* WORK INSTRUCTION: Find the word "true" in the listing below. Copy every line that has it.

* SOURCE DATA:

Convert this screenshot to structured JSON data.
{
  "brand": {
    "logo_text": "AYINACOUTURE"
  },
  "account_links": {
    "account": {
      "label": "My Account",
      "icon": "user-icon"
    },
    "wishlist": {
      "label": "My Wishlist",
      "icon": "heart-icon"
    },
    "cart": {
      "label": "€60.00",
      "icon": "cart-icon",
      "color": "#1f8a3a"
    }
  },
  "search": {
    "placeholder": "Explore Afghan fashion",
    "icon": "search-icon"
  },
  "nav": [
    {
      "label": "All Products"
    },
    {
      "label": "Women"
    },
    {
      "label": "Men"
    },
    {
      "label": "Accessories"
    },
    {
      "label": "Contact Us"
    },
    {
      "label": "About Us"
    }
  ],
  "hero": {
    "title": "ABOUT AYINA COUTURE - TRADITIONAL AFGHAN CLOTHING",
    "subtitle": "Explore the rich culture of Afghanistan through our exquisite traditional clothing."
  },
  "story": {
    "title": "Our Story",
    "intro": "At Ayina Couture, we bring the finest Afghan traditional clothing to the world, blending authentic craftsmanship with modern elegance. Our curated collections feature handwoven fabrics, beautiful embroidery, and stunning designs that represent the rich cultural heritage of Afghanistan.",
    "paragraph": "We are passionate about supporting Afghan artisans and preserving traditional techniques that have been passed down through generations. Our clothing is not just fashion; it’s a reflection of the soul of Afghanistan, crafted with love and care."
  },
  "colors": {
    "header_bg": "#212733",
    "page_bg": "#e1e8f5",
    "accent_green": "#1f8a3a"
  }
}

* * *

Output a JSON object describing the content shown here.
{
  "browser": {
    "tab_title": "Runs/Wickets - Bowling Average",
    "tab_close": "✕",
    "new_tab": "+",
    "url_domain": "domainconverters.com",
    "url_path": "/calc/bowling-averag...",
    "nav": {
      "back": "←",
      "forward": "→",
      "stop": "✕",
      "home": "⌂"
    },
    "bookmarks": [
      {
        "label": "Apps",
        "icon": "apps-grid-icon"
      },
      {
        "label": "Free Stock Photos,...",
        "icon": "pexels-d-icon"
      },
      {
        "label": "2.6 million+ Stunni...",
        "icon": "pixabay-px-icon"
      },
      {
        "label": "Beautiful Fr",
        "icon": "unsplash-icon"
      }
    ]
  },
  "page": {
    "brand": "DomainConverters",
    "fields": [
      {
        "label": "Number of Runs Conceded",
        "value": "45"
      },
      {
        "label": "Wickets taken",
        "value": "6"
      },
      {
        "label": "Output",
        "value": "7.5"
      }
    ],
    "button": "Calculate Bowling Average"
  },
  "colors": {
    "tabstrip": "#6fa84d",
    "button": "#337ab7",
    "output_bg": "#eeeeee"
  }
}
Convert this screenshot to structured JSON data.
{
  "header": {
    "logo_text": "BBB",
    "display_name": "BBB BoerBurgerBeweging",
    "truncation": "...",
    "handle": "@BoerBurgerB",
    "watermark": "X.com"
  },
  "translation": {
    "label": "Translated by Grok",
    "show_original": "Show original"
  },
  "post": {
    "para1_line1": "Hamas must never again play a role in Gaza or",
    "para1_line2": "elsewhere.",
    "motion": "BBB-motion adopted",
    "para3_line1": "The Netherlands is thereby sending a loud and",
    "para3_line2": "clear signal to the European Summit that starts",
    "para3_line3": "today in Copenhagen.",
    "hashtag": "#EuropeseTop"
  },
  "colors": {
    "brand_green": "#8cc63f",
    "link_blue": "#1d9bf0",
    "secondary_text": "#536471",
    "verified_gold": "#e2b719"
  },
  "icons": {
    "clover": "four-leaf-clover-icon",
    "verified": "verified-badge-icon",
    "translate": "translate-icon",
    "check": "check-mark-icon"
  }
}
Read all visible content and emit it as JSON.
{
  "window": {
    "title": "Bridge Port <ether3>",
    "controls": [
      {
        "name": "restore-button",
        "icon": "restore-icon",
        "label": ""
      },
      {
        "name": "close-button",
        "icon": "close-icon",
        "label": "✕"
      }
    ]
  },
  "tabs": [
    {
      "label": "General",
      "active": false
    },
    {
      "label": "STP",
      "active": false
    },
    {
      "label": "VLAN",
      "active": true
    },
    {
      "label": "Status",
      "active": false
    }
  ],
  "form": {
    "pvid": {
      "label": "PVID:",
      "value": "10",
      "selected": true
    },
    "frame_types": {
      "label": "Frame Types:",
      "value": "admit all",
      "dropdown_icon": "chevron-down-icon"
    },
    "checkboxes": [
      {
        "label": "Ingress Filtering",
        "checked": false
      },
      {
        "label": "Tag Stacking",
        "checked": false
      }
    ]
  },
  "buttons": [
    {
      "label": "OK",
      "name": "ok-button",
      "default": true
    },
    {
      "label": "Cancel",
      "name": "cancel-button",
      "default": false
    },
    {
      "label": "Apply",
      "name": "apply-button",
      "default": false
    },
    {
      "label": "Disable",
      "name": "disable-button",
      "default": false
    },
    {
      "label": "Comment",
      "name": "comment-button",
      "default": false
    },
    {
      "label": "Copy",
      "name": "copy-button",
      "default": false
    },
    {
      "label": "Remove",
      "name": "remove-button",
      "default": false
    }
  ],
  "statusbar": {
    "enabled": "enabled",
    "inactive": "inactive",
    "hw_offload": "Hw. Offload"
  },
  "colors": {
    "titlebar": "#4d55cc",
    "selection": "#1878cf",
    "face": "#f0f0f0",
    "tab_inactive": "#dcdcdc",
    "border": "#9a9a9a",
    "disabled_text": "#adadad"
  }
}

* RESULT OF THIS TASK:
      "active": true
      "selected": true
      "default": true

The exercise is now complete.